As you prepare for your disability hearing, your Springfield disability lawyer will undoubtedly share with you the fact that Social Security hearings are quite informal, unlike a standard courtroom-based hearing. That said, Social Security hearing rooms are typically no more than a small conference or meeting room that may or may not have an American flag or the Social Security Administration seal on the wall.

Whatever the setting consists of, the hearing room will always have, at minimum, a conference table. If a judge’s assistant is present at the hearing, there may also be a small table set aside for him or her. There is also usually a desk for the administrative law judge, which sits slightly above the height of the conference table where you will be seated.

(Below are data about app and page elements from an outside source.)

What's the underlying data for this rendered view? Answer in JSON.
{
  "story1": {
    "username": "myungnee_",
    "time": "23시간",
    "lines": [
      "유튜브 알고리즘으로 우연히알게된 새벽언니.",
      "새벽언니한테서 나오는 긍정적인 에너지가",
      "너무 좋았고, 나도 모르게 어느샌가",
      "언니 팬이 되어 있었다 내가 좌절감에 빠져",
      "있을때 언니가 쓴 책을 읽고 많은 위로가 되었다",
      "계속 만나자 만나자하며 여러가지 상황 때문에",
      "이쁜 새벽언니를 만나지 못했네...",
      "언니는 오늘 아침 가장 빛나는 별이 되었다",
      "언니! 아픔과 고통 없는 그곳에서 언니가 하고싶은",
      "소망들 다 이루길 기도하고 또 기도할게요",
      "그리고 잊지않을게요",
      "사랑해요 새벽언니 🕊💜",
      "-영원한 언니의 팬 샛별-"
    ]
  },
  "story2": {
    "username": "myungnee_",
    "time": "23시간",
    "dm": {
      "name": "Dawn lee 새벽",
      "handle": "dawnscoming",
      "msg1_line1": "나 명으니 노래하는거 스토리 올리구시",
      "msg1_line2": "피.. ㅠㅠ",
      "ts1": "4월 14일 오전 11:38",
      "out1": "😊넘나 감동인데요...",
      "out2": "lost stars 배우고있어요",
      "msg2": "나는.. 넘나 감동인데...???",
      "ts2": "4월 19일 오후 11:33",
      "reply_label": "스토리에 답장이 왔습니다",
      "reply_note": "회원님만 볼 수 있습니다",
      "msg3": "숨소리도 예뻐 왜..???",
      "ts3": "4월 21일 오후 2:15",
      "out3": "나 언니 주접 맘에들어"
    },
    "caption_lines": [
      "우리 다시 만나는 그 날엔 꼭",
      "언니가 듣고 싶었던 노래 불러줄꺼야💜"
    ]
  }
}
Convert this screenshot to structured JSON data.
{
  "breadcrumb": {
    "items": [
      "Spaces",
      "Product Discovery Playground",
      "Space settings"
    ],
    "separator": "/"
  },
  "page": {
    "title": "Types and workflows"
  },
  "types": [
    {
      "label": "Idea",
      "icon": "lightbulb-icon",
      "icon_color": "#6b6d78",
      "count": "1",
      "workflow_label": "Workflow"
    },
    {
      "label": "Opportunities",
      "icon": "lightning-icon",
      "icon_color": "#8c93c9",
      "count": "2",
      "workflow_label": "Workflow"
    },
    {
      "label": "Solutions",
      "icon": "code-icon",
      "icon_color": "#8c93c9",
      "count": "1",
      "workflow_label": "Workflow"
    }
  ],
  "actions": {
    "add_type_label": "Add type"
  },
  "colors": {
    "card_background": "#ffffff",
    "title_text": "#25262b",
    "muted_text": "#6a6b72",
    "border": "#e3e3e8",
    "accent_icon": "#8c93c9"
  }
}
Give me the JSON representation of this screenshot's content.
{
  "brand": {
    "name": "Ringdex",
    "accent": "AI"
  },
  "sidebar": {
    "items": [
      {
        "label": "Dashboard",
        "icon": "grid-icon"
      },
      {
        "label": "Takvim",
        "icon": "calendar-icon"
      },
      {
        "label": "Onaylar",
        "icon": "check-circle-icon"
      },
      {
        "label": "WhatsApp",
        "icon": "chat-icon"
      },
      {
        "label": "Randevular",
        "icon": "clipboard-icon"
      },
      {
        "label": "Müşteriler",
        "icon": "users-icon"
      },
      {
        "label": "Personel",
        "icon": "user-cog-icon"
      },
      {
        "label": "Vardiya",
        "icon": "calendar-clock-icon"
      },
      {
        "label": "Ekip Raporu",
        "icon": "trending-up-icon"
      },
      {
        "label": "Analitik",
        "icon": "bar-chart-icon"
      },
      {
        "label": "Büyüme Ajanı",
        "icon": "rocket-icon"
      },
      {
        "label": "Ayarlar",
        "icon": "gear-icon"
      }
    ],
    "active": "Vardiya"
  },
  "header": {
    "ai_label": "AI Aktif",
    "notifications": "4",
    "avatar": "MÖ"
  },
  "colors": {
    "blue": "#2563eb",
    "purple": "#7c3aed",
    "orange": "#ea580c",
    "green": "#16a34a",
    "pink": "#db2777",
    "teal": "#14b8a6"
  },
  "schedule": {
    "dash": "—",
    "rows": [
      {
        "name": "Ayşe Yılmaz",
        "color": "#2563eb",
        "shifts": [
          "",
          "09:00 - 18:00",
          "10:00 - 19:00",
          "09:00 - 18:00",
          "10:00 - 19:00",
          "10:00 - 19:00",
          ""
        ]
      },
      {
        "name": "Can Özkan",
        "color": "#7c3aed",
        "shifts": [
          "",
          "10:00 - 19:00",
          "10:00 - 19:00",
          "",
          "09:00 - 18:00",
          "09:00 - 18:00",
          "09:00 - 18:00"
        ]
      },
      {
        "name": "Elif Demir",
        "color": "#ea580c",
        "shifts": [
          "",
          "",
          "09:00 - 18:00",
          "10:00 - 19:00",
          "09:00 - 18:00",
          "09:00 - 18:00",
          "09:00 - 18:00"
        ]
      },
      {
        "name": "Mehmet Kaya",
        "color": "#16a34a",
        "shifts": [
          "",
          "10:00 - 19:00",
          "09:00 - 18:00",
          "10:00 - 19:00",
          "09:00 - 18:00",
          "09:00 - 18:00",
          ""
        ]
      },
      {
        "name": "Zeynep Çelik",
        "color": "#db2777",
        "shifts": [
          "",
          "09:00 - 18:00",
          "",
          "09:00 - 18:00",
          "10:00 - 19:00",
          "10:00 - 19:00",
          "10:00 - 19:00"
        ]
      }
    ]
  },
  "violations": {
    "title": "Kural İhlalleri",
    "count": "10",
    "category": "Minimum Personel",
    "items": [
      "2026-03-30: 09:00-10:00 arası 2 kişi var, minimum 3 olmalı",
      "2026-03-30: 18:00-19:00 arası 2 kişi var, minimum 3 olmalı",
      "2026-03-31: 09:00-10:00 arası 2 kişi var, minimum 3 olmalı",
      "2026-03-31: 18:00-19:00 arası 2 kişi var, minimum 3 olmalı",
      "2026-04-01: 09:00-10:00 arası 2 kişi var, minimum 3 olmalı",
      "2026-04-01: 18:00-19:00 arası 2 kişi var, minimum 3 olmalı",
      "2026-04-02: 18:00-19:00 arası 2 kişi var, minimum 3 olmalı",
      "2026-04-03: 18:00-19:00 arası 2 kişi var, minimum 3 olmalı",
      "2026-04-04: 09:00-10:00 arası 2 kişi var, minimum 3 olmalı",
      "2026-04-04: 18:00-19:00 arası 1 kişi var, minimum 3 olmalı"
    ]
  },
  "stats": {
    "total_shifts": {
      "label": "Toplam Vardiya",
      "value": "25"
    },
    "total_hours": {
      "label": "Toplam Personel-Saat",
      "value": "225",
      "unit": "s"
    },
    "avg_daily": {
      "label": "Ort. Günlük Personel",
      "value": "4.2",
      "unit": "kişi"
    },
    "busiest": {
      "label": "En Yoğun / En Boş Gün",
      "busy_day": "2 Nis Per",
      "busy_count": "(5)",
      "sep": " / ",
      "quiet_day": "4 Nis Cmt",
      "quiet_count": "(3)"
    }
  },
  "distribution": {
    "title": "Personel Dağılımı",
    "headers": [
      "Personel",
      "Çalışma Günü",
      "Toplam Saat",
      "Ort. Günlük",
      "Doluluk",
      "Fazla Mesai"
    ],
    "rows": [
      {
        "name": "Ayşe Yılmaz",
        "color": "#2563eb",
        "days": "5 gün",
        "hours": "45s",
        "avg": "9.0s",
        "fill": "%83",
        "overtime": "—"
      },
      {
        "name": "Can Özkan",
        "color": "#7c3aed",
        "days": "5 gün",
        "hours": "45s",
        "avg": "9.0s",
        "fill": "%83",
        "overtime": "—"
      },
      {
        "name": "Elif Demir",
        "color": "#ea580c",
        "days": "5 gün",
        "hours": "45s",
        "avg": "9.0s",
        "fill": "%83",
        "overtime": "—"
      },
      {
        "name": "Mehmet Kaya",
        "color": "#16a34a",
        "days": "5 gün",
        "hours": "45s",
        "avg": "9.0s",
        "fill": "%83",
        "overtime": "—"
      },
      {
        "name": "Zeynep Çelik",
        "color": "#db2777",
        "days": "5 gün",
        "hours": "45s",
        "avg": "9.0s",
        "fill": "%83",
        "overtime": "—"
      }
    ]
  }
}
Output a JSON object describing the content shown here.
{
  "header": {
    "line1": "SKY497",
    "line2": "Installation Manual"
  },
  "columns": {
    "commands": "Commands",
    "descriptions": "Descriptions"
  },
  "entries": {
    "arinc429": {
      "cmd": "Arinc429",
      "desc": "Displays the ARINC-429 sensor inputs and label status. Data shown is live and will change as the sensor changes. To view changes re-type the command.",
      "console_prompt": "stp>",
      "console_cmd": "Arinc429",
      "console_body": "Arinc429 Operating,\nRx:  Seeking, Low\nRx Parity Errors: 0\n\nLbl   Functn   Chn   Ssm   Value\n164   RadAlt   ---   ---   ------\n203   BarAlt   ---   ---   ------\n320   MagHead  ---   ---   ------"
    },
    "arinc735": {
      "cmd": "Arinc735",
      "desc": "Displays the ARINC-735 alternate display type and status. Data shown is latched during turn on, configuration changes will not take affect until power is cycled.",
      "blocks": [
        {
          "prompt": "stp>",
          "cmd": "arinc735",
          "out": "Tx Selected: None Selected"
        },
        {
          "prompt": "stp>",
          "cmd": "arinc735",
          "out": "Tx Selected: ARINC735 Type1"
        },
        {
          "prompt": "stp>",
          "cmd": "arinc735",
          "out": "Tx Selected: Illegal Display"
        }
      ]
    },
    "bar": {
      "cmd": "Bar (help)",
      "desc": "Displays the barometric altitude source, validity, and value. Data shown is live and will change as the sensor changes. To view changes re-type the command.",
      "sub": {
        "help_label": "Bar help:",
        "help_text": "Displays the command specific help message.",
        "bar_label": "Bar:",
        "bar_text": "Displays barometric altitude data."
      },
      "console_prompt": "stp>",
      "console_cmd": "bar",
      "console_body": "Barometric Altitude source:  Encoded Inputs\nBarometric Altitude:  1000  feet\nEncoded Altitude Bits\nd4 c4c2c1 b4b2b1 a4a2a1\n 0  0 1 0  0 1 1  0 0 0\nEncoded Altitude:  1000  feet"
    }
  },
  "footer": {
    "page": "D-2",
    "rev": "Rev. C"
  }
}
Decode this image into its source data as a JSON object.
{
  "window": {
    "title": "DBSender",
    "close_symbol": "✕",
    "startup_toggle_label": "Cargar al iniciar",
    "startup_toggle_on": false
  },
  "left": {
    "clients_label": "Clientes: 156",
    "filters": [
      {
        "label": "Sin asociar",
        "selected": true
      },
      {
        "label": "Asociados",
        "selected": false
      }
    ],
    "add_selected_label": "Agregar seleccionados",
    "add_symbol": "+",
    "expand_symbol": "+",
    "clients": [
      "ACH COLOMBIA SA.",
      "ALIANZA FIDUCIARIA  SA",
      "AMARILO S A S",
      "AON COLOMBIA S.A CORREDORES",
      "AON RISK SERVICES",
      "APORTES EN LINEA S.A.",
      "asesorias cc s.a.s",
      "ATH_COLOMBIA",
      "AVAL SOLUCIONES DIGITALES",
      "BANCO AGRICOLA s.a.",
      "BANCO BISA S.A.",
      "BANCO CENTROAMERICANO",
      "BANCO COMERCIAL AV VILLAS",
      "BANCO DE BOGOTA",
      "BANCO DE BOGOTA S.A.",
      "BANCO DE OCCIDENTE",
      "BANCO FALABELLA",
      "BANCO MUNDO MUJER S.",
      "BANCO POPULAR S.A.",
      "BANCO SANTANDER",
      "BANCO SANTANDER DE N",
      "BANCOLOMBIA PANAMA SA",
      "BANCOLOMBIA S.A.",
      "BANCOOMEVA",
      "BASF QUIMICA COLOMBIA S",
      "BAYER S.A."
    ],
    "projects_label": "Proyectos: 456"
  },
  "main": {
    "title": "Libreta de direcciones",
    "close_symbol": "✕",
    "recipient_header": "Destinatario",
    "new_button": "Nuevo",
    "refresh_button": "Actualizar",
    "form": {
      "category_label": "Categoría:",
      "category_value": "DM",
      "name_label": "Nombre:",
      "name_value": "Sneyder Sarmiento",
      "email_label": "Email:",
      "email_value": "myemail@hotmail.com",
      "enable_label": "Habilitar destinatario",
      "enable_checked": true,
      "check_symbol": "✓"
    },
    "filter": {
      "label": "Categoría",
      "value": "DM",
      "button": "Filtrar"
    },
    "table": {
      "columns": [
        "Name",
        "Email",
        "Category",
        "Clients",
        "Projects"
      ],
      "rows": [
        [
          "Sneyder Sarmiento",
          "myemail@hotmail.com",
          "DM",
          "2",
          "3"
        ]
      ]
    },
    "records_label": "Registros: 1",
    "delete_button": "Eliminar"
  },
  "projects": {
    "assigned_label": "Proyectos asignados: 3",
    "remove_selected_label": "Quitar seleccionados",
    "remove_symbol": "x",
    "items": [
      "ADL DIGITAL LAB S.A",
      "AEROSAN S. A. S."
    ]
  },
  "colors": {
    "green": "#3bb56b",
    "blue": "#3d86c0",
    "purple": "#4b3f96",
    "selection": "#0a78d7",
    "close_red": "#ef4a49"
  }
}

Additionally, all Social Security hearing rooms are equipped with their own recording devices, which will be used to keep an audio record of your hearing. Because your hearing is recorded, it is crucial that you speak clearly when you respond to questions. The microphones are usually quite responsive to sound, so they should be able to catch your testimony from any place in the room if you talk loudly enough for the judge to hear you.

However, please keep in mind that shaking your head or pointing to a part of your body is unacceptable without the inclusion of an audible response. Also, answers such as “uh huh” and “huh uh” generally do not translate on a transcript as clearly as a “yes” and “no” answer does, so try to use “yes” and “no,” if at all possible.

If you need a qualified Springfield disability lawyer, please call Jonathan Abbott for a free consultation.